When I went back through the photos of the event, I noticed that a hashtag was popping up in a few different places: #morethanFord. It came from Torontonians defiantly refusing to be defined by the mayor’s clown-college theatrics, and refusing to let their city be defined by him. It was on Instagram, where parents snapped photos of their kids playing in city parks, and on Twitter, where folks tweeted reminders that fun, important stuff was still happening in the city. In the spirit of #morethanFord, here are some of the things that I, personally, love about this place.
  • The sound of the trains roaring past my apartment late at night; even though Toronto is, technically, a lake town, most of us live far enough from the water’s edge that the blue haze to our south is more of a concept than a geographic reality. But the sound of trains, which I've loved since childhood, is a comfort that crisscrosses the city more democratically than the sound of lapping waves.

  • That city council is finally starting to wiggle, even just a little bit, on it's no-bike-lanes-on-Bloor stance. When the city is mired in a transit boondoggle (LRTs? Subways? Both? Neither? I suggested everyone gets their own helicopter, but it seems nobody's listening to me), even baby steps on a formerly contentious urban issue is a breath of fresh air.

  • The Grid's recent article on child-friendly plates at fancy restaurants. We're a city that eats, a lot and often, and training our kidlets to be curious and open-minded eaters—and guides to how to accomplish that—are important for creating a next generation of tripe-buying diners.
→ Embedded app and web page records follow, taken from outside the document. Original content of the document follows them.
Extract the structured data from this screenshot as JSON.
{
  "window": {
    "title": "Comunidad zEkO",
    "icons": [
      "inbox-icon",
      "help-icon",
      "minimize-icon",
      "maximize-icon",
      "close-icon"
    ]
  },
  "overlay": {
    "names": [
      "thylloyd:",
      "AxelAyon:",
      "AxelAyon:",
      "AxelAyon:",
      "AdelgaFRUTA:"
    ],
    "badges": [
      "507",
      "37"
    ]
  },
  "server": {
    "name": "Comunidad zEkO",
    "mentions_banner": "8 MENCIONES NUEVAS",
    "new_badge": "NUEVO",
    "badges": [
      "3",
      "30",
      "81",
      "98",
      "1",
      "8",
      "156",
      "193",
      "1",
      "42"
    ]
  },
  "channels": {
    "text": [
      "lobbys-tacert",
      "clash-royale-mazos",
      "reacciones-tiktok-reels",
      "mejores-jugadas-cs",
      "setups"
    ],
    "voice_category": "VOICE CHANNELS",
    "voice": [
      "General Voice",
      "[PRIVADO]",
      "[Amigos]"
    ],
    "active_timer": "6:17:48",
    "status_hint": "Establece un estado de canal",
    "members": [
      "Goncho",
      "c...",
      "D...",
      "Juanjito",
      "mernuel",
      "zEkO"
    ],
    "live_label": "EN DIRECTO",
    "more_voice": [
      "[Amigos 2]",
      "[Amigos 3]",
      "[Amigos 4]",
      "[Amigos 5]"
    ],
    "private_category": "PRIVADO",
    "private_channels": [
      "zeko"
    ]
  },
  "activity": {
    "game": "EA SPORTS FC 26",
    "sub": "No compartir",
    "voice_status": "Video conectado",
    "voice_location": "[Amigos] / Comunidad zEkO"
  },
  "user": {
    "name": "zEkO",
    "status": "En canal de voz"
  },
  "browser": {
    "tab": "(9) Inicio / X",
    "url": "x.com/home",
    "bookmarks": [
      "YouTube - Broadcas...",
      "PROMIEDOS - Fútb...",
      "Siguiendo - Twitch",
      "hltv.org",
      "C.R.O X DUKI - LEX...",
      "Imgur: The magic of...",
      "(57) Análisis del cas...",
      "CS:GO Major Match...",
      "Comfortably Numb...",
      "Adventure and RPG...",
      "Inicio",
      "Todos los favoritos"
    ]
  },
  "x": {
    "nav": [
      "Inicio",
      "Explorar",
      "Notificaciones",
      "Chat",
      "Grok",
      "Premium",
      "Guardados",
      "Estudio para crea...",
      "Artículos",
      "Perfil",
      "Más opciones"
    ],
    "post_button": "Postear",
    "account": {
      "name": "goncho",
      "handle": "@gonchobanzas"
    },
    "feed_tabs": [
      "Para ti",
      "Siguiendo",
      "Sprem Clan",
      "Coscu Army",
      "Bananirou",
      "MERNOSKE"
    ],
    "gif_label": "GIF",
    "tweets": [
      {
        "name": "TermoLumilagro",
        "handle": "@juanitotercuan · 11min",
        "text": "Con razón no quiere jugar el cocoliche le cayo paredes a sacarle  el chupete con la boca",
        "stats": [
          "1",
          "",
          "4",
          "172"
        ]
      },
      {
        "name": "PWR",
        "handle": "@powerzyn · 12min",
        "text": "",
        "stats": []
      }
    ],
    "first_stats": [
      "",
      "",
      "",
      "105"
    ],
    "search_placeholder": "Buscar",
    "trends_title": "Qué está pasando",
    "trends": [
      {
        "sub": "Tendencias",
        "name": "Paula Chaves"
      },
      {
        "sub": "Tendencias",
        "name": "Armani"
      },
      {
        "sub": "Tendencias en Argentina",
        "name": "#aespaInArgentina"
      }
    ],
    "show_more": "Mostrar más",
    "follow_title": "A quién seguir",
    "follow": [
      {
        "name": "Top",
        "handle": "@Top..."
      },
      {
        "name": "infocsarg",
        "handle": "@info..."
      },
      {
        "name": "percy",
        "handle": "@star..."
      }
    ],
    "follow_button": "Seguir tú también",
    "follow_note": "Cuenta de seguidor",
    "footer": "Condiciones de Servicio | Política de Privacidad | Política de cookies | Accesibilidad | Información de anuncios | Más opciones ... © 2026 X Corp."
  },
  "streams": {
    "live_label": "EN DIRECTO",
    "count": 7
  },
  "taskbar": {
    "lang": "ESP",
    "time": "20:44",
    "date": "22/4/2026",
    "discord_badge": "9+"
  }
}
Plus: nary an overhyped taco on that list!
  • I'm a little obsessed with a pair of Parkdale boutiques, Crown Flora and Cambie Design, along with Mjolk in the Junction and Good Egg in Kensington. To me, they represent the pinnacle of a certain type of aspiration: constant access to beautiful, well-designed, functional things. And while they are often quite expensive, these shops also let me feel locally connected to tangible beauty, which is a certain type of pleasure.

  • The glory of this city as the seasons change is so wonderful. There are flaming red trees in unexpected places, bare bushes that are tipped with ethereal-looking white buds, hardy grasses, and drifts of crunchy yellow leaves. There are blushing sunrises, spooky moonrises, and golden sunsets that make me catch my breath. There are hordes of good-looking men and women who have embraced flannel shirts, knit toques, and wool socks—hoser chic, if you will—to brave the last minutes of patio season. And there's the collective knowledge that it's going to get bad before it gets better, so we'd all better get our big boots on now.
So there we go. Five things that I love about this place, regardless of what His Honour has been up to. Five things I can hang onto, regardless of how inappropriate and unwise it is for Ford to remain in his seat. And five things that will still be around long after Rob Ford is nothing more than a nauseating entry in Toronto's vast and varied biography.